The sky blue lines from the load operations provide a lead to the two addition operations. The algorithm adds new pairs by following the definition-use and use-definition edges in the dependency graph. Thus yielding the pair (S_5, S_11). Having all pairs the algorithm tries to extend pairs that are adjacent to each other. In this example above, there is nothing that can be merged, but if the loop is unrolled once more, there will be pairs that can be merged. If a pair is merged it is called a pack. As an example if there are two pairs (a,b), (b,c) they are merged into the pack (a,b,c).

Operations that are independent and adjacent in memory have been merged into packs. The last step is to schedule the instructions using the acyclic dependency graph (see picture above). Scheduling tries to emit grouped operations. For the pair (S_3,S_9) it will schedule all other nodes until both have no preceding dependency and emits an instruction v_ai = vec_load(a, i, 2) operation instead of two separate load instructions. The resulting trace looks similar to:

j = i + 1
guard_true(j <= 30)
k = j + 1
guard_true(k <= 30)
v_ai = vec_load(a, i, 2)
v_bi = vec_load(b, i, 2)
v_ci = vec_add(v_ai,v_bi,2)
vec_store(c, i, ci)

If we are able to get rid of the redundant index calculation and the weaker guard(j <= 30), then the algorithm managed to let the loop finish twice as fast. This will be subject on the next post.

Implementation progress

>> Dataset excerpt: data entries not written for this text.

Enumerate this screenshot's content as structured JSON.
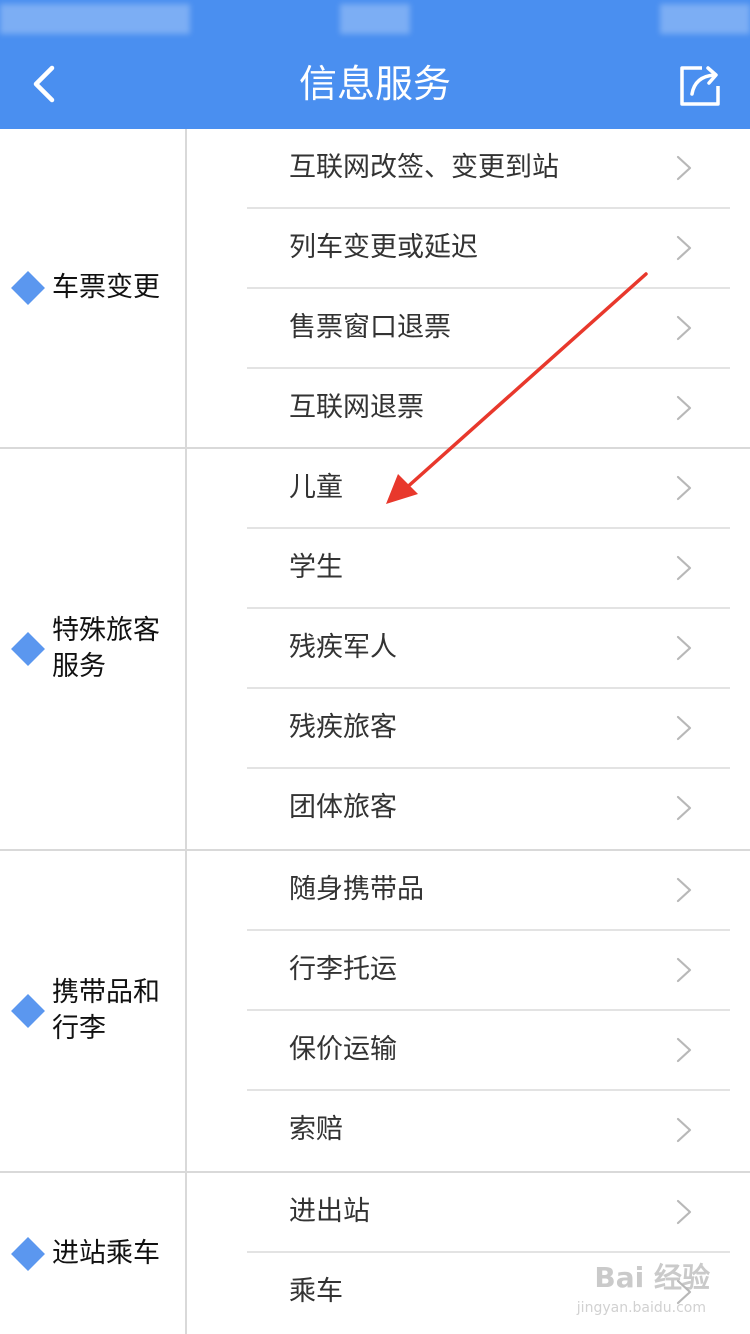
{
  "nav": {
    "title": "信息服务",
    "back_icon": "chevron-left-icon",
    "share_icon": "share-icon"
  },
  "colors": {
    "accent": "#4a8ff0",
    "diamond": "#5b97ef",
    "annotation_arrow": "#e8382c"
  },
  "groups": [
    {
      "label": "车票变更",
      "items": [
        "互联网改签、变更到站",
        "列车变更或延迟",
        "售票窗口退票",
        "互联网退票"
      ]
    },
    {
      "label": "特殊旅客服务",
      "items": [
        "儿童",
        "学生",
        "残疾军人",
        "残疾旅客",
        "团体旅客"
      ]
    },
    {
      "label": "携带品和行李",
      "items": [
        "随身携带品",
        "行李托运",
        "保价运输",
        "索赔"
      ]
    },
    {
      "label": "进站乘车",
      "items": [
        "进出站",
        "乘车"
      ]
    }
  ],
  "watermark": {
    "text": "Bai 经验",
    "sub": "jingyan.baidu.com"
  }
}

Things are partly working already and some problems have already been solved. The PyPy backend in my vecopt branch can build dependency graphs of traces, is able to unroll them and apply the algorithm on that unrolled trace. So it is able to group instructions and emits vector operations. In addition I adapted the x86 backend to emit SSE2 vector instructions and tested it both in the test suite and build a sample interpreter that suddenly was able to boost the loop of 32-bit integer arithmetic 4x faster (wow!).

Still there is a lot todo this summer! I started to test more complicated cases of NumPy traces and currently work on constant and variable expansion.


In this post I outlined how an ahead of time compiler vectorizes loops. This is not feasible because of the fact that traces do not carry explicit loop information in the loop header. In addition the dependency graph is cyclic and cycle checking is needed. It is also hard to apply loop distribution and loop fission on a trace (it is not easy to reconstruct resume state from a guard in a custom tailored trace).

Basic blocks also suitable to vectorize statements. Even if the loop is not unrolled, if there is parallelism on statement level, the algorithm will find it. In fact the only few tricks are needed to reschedule traces in a vectorized form: unroll the loop, find pairs, extend them to packs and reschedule them.


Larsen, Samuel, and Saman Amarasinghe. Exploiting superword level parallelism with multimedia instruction sets. Vol. 35. No. 5. ACM, 2000.

Pryanishnikov, Ivan, Andreas Krall, and Nigel Horspool. "Compiler optimizations for processors with SIMD instructions." Software: Practice and Experience 37.1 (2007): 93-113.